Conway, the Health EIC, said she’ll be “interested” to see if gyms make a grand comeback. People still want to work out, no doubt, but they’ve become accustomed to their at-home routines. “I have spoken with fitness professionals and studio owners, and many of them are going to continue with the digital offerings,” she said.
Todd, the writer at Self, said she’s not “rushing to get back” to her regular fitness classes. “I can see it becoming a hybrid situation, where people treat themselves to an in-person yoga class or go to the gym once a week, and supplement that with doing things at home.”
Rebecca Skolnick is a licensed clinical psychologist and co-founder of the Mindwell NYC therapy group. She specializes in eating disorders and body image issues.
Sometimes Skolnick asks clients to work on “mindfully describing” their bodies from head to toe. “I have them get in front of a full-length mirror, and describe their body in an objective way,” she said. “Like they were talking to someone who was blind, without using judgmental terms or saying they love or hate a certain part. Doing that repeatedly can be really helpful in breaking associations with body and negative judgements.”
Amy Shapiro, a New York nutritionist, has seen a “constant hum” of client intake since December, more so than usual. “I have more weight loss clients in this period of time, that’s typical,” she said. “It’s universal, from teenagers to women and men. There is no discrimination. I have a client who’s about to celebrate her 70th birthday.”
Shapiro describes the upcoming months as a “coming out party” for the world. “People are wondering, ‘Holy shit, how am I going to present myself back to my coworkers when I’ve been staging myself on Zoom calls with lighting and makeup?’ There’s a little bit of a panic,” she said.
People might be dreading a “return to normal,” but Shapiro added that might help some with weight loss. “I tell clients that once we get back to doing the things we love, those pounds will shed themselves,” she said. “I don’t think people trust or believe that, but I push that message. With regular routine, things fall back into place.”
That’s something even Conway, a health editor, has struggled with. She usually exercises every morning, but then sits down to work for seven or eight hours. “It’s surprising how fast an hour can go by that you’re just sitting there,” Conway said. “I’ve finally started listening to my Apple Watch when it tells me to get up every hour. Just go move for a few minutes, that’s something new for me.”
Conway knows she’s not alone. “A lot of people have been sedentary, and there are concerns about going back to work—they might feel more winded going up a flight of stairs,” she said. “So moving your body throughout the day is certainly something we’ll encourage. It’s not about ‘how to lose the quarantine 15.’ It’s about making people feel good.”

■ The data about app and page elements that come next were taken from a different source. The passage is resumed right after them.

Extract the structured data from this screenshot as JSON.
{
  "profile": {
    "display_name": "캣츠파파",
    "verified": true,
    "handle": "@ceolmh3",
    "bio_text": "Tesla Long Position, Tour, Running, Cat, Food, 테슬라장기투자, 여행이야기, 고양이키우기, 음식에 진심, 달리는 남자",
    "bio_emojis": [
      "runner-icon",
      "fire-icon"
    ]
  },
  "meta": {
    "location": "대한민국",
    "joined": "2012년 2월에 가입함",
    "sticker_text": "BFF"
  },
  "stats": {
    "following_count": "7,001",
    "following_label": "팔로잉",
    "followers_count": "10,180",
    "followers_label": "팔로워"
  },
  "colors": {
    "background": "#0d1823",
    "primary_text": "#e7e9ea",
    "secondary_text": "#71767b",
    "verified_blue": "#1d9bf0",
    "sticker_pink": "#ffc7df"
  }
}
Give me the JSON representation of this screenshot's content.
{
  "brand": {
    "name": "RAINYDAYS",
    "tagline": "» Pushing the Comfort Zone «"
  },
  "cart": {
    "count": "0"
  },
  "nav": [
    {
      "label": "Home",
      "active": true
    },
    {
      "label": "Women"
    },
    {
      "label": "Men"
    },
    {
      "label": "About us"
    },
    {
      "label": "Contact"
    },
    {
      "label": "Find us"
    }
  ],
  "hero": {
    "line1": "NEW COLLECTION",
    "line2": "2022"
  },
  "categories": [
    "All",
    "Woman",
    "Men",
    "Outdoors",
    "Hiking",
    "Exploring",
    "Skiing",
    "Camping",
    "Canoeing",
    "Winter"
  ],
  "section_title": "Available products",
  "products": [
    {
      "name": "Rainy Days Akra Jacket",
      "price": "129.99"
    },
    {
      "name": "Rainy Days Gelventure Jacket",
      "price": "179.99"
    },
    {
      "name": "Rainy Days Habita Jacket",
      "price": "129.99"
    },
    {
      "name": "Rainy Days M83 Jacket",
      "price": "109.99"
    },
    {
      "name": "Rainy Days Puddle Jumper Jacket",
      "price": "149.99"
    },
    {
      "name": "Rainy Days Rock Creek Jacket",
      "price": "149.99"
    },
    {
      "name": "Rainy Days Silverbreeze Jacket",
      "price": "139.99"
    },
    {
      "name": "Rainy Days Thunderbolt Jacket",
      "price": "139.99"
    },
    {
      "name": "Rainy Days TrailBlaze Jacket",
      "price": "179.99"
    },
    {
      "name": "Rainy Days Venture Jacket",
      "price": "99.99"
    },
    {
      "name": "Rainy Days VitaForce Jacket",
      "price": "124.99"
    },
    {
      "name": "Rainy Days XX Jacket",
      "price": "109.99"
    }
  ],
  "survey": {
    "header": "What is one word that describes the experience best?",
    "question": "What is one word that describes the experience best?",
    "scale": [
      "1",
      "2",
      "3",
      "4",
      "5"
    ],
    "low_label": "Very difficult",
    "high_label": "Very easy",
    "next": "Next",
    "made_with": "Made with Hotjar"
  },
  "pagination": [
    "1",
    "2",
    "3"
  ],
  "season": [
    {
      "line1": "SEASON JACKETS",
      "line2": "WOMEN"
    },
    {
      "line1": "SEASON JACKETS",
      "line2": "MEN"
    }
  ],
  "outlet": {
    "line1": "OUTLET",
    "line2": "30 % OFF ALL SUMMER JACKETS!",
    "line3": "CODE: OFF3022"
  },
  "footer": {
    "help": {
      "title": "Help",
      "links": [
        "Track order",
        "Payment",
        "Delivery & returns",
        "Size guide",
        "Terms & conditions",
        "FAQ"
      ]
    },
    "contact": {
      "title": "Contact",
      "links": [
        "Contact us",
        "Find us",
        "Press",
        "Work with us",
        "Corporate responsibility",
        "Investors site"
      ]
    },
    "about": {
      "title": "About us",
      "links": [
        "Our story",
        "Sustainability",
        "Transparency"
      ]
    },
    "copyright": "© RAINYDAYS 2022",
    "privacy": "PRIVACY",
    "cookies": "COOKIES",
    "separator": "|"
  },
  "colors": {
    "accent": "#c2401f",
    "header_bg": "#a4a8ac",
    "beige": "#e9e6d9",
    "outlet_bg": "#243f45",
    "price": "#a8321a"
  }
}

That’s all Williams, who went back to yoga this week, wants with her routine. “There’s this fallacy that we exercise so we can be pleasing for other people,” she said. “But it’s not about being show ponies. I think returning to the world now might help us learn how to be better individuals and companions for each other.”